Ciao! Abu Dhabi is owned by RCS Sport, owners of the Giro. RCS Sport is in turn part of RCS Media, a large Italian media conglomerate. It’s suffering, the stock price looks the the profile of a downhill time trial and has just cratered to a new low. Compounding this the boss Pietro Scott Jovane has just walk out. Pushed or jumped? It doesn’t mean much for cycling for now, as much as we might think the Giro is huge, it’s only a tiny niche of RCS’s media empire.
Gains Marginaux, Part I
From firing to hiring Ag2r La Mondiale have recruited another coach according to French website Direct Velo. Samuel Bellenoue will specialise in nutrition and altitude training camps and joins a staff of three other coaches already. It’s all part of the team’s drive to invest in performance and support.
Gains Marginaux, Part II
It was touched on in the Lombardia review but FDJ will stop sponsoring their cyclo-cross specialist Francis Mourey. He’s landed on his feet with a contract from Fortuneo-Vital Concept, the new name for Bretagne-Séché in 2016 and has been almost invincible in French CX races although he’s 34 now and Clément Venturini of Cofidis is starting to get the better of him. Team boss Marc Madiot loves his cyclo-cross, part of his empiricism that goes like this: “I did CX and won Paris-Roubaix so you should do CX“. The money saved on Mourey is being ploughed into windtunnel sessions, altitude training camps and stage race recons and it’s not just Mourey’s wage bill, there’s the cost of a soigneur and mechanic for him plus the vehicles to keep him on the road, a camper van and a supply truck.
Both cases show the French team playing catch-up and it’s still a long way from Team Sky who can afford to hire staff like Robby Ketchell as data analysts.
Night time testing

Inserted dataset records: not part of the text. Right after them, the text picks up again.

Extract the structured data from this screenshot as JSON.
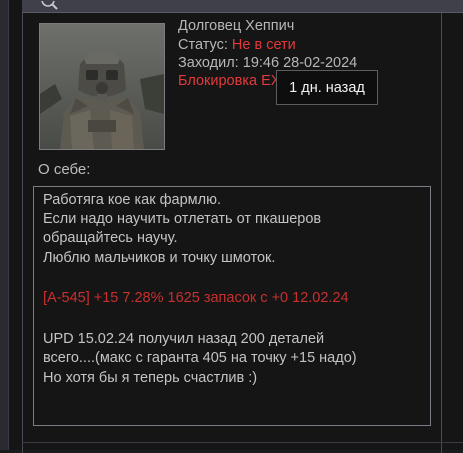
{
  "profile": {
    "name": "Долговец Хеппич",
    "status_label": "Статус:",
    "status_value": "Не в сети",
    "visited_label": "Заходил:",
    "visited_value": "19:46 28-02-2024",
    "blocked_text": "Блокировка ЕХ"
  },
  "tooltip": {
    "text": "1 дн. назад"
  },
  "about": {
    "label": "О себе:",
    "lines": [
      "Работяга кое как фармлю.",
      "Если надо научить отлетать от пкашеров",
      "обращайтесь научу.",
      "Люблю мальчиков и точку шмоток.",
      "[A-545] +15 7.28% 1625 запасок с +0 12.02.24",
      "UPD 15.02.24 получил назад 200 деталей",
      "всего....(макс с гаранта 405 на точку +15 надо)",
      "Но хотя бы я теперь счастлив :)"
    ]
  },
  "colors": {
    "status_offline": "#e23a3a",
    "highlight_line": "#c8302f",
    "text": "#c4c4c4",
    "background": "#151516"
  },
  "icons": {
    "header": "search-icon",
    "avatar": "soldier-avatar-image"
  }
}
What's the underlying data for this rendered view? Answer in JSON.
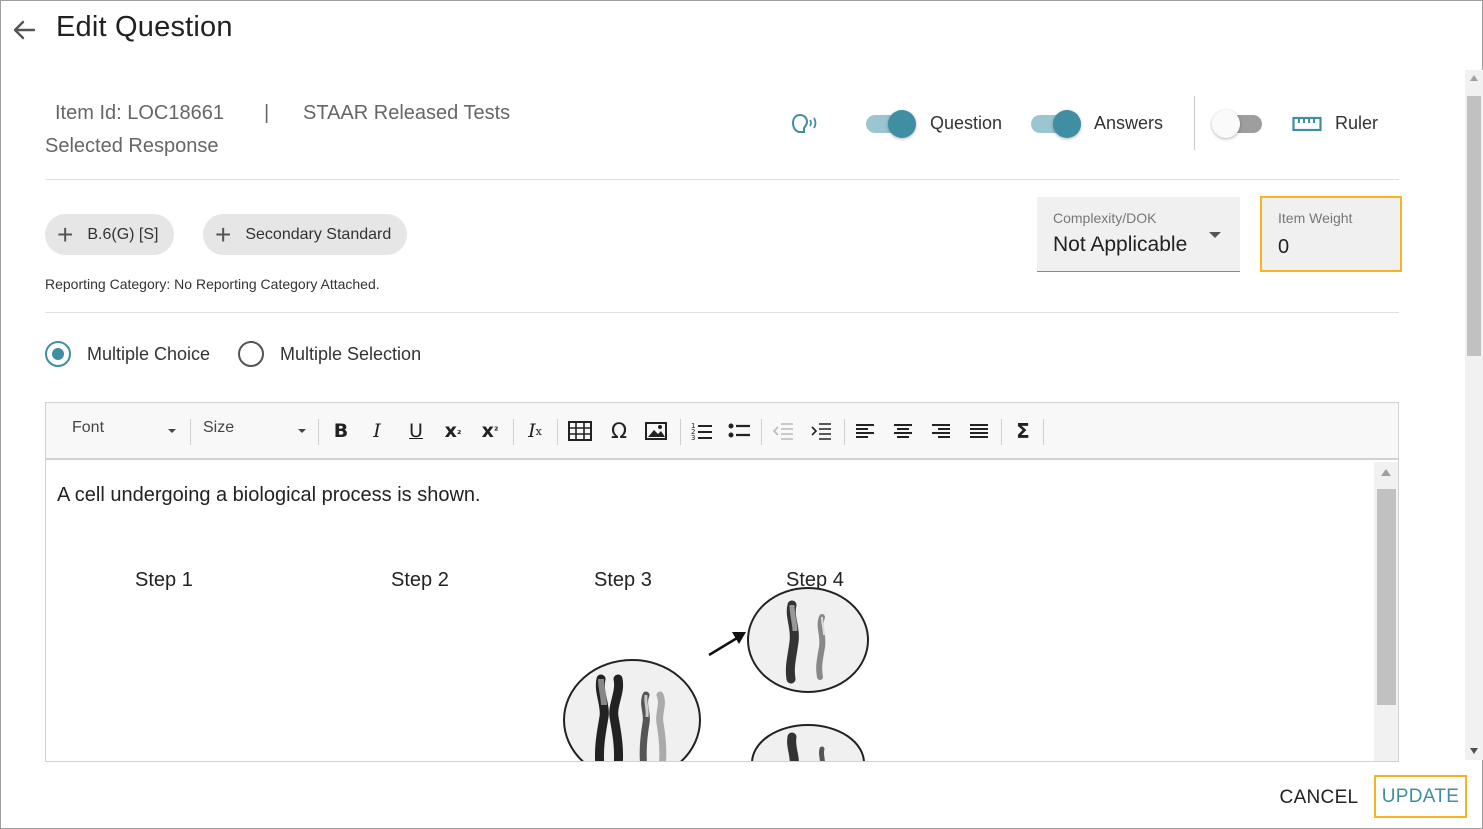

A quick briefing on night time anti-doping tests in France. They can now happen in France but as ever it’s all about the details and these new tests come with beaucoup strings attached. First is the sine qua non that the testers must have “serious and specific suspicions” meaning they cannot blanket test riders but have demonstrate grounds for the test. Next athletes have to consent to them, for those in France they must sign up for this at least once every six months while foreign athletes visiting France can sign up this way or by accepting the rules as part of a race, eg the Tour de France requires riders to agree and requests a signature. Athletes may say “no” to it all but the testers can still return if they have a warrant from a judge after pleading their case to the judiciary.
This Sunday’s Paris-Tours is the last race on TV this year and often with a thrilling finish. There will be a preview here in due course.